in order to service all of the students here.

I’ve noticed that the way we [teachers] are living is fundamentally different. We have changed our living styles. More people are living within the homes. Dining rooms aren’t dining rooms— they’re potential bedrooms. Living rooms aren’t living rooms—they’re potential bedrooms. The back of the garage with a bit of sheet rock is a potential bedroom too.

A few years ago, I was living in San Leandro. I had a roommate and, with my eldest daughter—we shared a room—commuted from San Leandro to Menlo Park. In the beginning, the commute wasn’t that bad—it was 35 minutes. So it was manageable; it was a far distance but doable. But year after year, the traffic increased so our commute got upwards of an hour and 15 minutes, and that was terrible for our family. I know my daughter had to eat on the run—I was no longer cooking breakfast for her in the morning. So in a day’s time, that was basically three hours on the road for us.

The Data

Organizations Leading the Charge:

A startup, Landed seeks to help teachers make down payments on homes closer to their respective schools. Recognizing the barrier that high down payments can pose to teacher homeownership, Landed promises to pay half of the required twenty percent down payment for teachers. The company is in part funded by the Chan-Zuckerberg Initiative and has a special focus on Sequoia Union High School District teachers. Landed has already helped eleven SUHSD staff members purchase homes to date and will continue to host homebuying workshops.

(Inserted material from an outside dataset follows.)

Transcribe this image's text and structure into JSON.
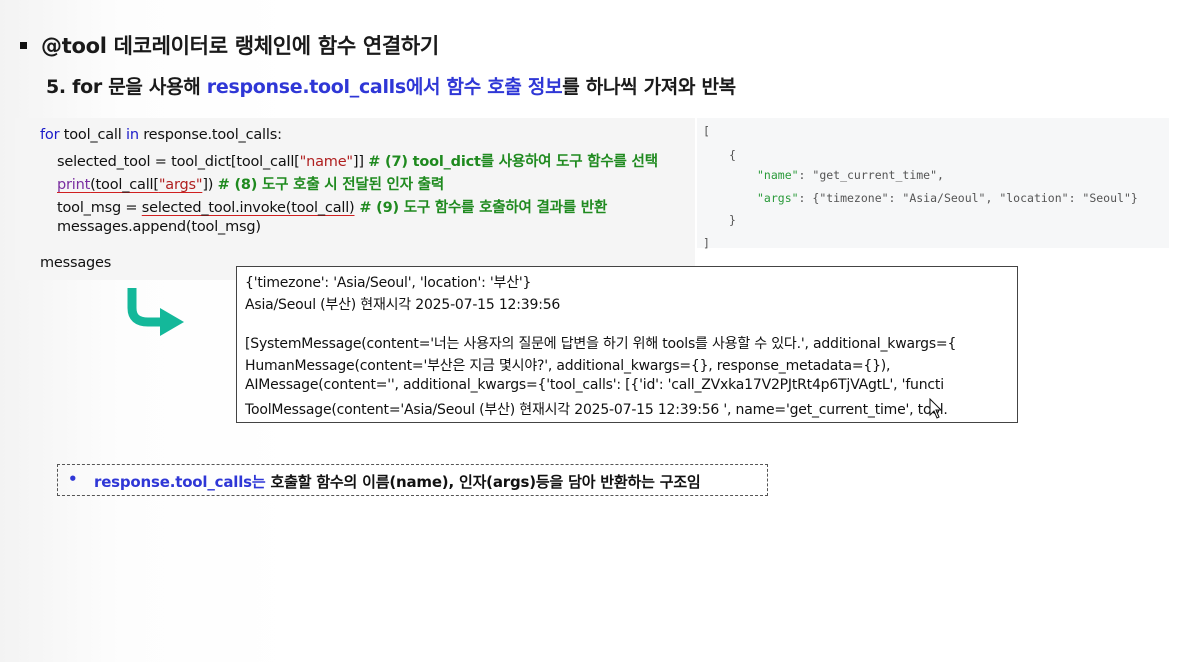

Founded three years ago, Support Teacher Housing is hosting teacher town halls to raise awareness for the housing crisis. The organization seeks to develop housing for the “missing middle,” referring to workers who make too much to be considered for traditional affordable housing models but who don’t earn enough to afford homes. The organization promotes a model wherein communities convert underutilized land into moderate-income housing, thus allowing teachers to eventually save up for down payments. So far, the organization has successfully lobbied the Palo Alto and Los Altos city councils to set aside funding and land for teacher housing.

Alongside Support Teacher Housing, Bay Area Forward is hosting teacher town halls in an attempt to build a coalition of educators, local officials, and community members devoted to solving the teacher housing crisis. At these town halls, teachers share stories of their struggles with the housing market. The meetings also serve as a platforms for community members—some elected, some parents, and some from the private sector—to brainstorm potential solutions.

the fine print:

* Data for this story is based on interviews with 80 Menlo-Atherton teachers.

** Rent and sale statistics based on San Mateo County Data via Zillow and MLS

*** Figure based on $64,800 starting salary for SUHSD teachers and accounting for typical state and federal taxes


This story was first published in The Mark.

Article by Nate Viotti